WORK ORDER:
Please copy every line of the data in which the string "taking" appears.

***** GIVEN DATA

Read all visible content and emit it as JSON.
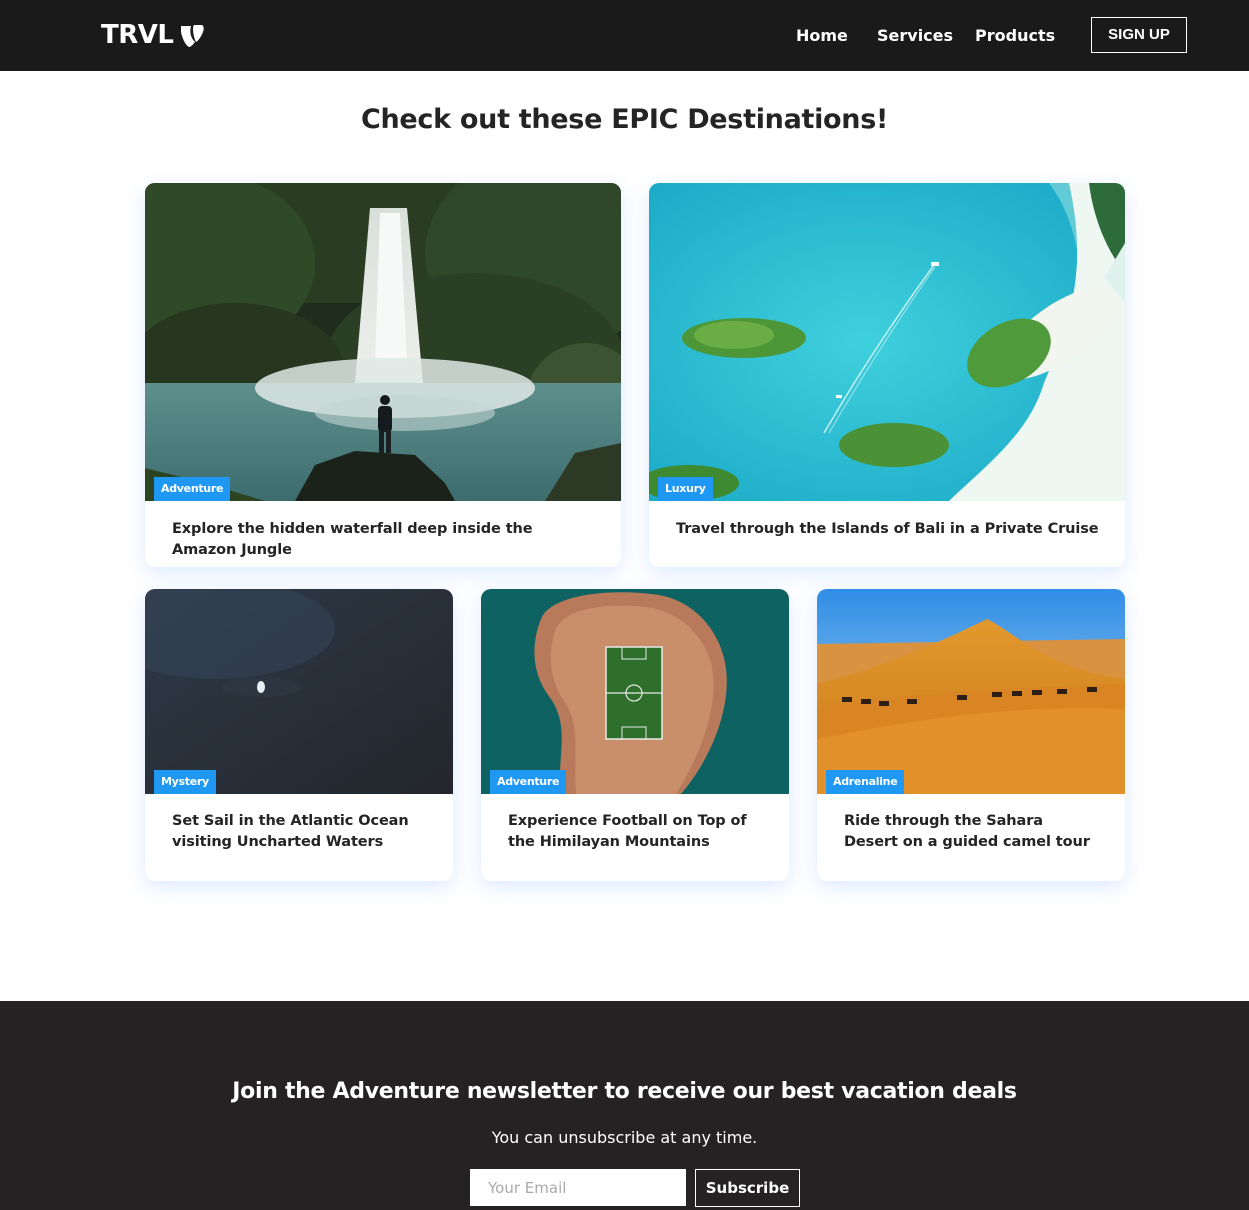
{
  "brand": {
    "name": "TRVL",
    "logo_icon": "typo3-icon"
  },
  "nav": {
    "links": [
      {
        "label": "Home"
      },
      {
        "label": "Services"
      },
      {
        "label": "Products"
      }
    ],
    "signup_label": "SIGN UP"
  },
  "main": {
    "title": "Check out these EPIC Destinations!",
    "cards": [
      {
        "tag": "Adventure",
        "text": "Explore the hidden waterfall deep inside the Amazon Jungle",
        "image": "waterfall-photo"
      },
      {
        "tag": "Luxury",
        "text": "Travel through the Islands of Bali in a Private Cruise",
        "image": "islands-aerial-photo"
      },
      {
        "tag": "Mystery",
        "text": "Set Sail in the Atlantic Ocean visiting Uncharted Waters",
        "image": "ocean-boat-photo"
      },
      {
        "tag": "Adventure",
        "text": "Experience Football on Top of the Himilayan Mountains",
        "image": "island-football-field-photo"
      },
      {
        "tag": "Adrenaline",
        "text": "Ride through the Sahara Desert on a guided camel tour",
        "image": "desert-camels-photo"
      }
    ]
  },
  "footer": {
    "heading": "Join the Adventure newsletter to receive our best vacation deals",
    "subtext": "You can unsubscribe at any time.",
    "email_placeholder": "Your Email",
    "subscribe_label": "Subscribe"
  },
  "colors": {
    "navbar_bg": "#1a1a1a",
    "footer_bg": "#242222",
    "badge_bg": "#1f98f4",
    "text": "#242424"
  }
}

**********
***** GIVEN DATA

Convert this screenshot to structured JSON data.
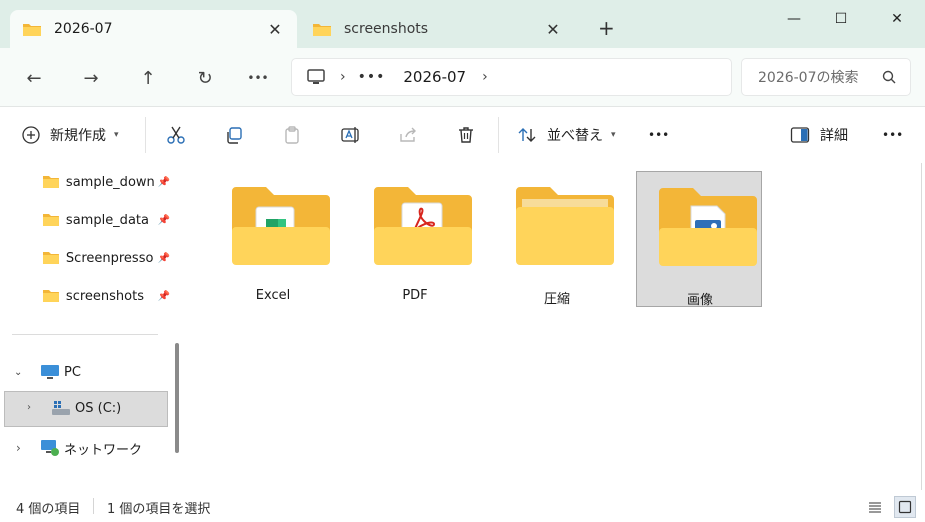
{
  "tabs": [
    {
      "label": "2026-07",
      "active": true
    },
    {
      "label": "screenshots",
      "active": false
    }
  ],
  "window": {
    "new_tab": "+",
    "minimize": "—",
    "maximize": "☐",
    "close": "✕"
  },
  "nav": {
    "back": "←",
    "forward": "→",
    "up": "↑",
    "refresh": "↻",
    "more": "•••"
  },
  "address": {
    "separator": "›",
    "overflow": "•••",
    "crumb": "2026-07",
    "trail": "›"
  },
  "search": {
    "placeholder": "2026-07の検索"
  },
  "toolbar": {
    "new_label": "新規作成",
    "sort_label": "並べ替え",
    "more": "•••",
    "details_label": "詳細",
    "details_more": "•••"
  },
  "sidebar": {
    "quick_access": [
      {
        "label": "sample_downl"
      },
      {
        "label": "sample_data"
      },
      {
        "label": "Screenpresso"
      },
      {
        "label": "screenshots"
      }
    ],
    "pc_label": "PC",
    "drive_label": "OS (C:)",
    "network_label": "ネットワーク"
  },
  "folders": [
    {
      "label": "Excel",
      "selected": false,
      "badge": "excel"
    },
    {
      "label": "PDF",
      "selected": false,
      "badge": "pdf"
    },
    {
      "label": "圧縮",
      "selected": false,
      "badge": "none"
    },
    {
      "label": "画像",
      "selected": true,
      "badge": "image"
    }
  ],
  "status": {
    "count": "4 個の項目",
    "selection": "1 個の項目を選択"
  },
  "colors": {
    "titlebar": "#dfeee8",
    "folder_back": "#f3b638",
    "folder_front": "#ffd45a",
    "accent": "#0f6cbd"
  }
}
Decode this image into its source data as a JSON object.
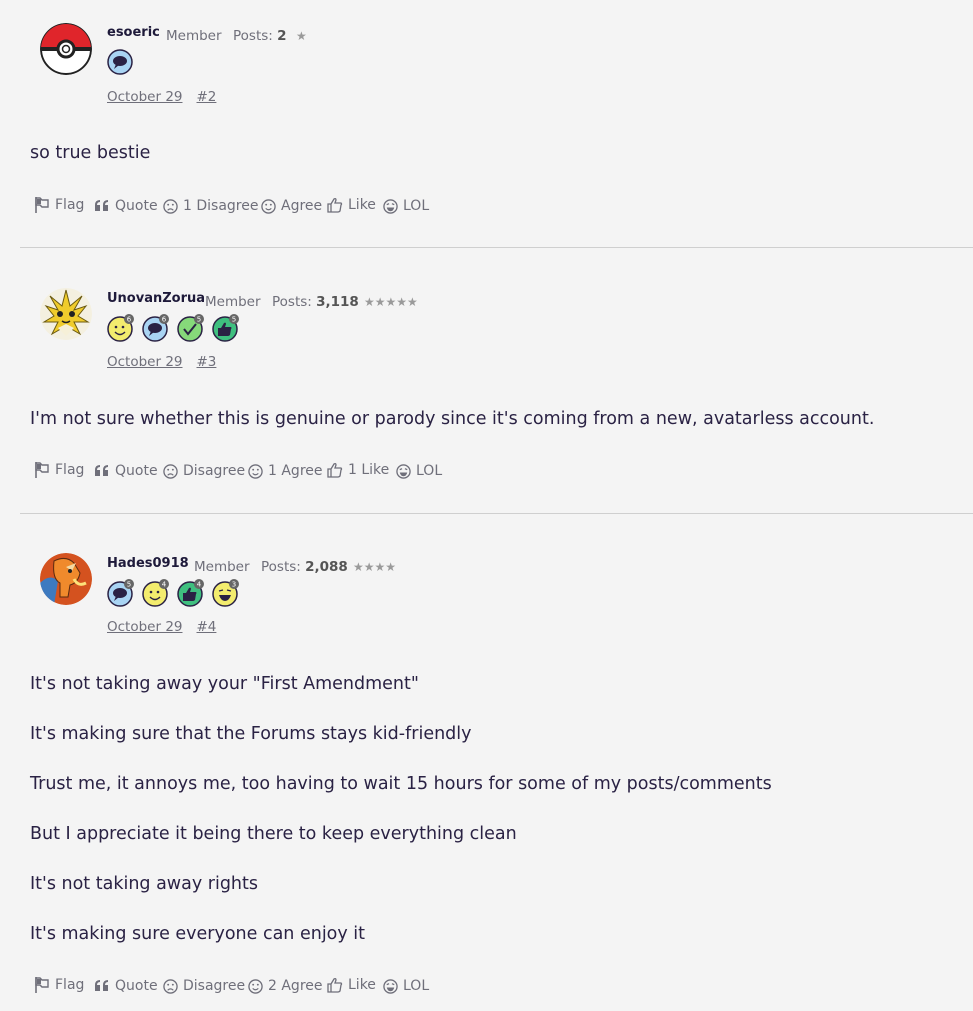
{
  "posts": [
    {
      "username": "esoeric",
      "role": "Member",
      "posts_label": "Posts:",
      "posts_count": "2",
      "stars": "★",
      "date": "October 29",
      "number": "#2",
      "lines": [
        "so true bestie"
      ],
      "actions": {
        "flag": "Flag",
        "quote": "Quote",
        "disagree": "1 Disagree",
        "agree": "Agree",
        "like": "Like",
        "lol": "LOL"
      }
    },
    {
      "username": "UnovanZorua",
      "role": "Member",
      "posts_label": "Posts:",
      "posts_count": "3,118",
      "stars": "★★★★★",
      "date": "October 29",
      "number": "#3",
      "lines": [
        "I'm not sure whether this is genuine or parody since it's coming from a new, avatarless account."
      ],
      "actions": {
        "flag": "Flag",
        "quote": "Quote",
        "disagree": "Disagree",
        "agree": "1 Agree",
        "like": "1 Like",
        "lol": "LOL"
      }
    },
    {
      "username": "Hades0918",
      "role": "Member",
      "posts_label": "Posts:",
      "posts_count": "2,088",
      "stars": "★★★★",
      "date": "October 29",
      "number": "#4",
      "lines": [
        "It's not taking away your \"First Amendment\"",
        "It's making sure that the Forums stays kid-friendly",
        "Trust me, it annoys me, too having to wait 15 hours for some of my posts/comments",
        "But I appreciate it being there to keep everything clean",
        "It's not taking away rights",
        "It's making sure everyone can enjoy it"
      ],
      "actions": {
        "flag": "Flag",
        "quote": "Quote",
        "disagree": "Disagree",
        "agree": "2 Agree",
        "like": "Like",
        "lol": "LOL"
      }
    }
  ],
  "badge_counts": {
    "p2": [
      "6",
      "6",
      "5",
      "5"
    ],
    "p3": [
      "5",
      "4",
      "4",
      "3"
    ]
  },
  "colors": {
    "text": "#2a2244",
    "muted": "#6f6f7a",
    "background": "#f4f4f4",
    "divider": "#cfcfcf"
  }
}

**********

COMPLETED EXERCISE:
        "It's not taking away your \"First Amendment\"",
        "It's not taking away rights",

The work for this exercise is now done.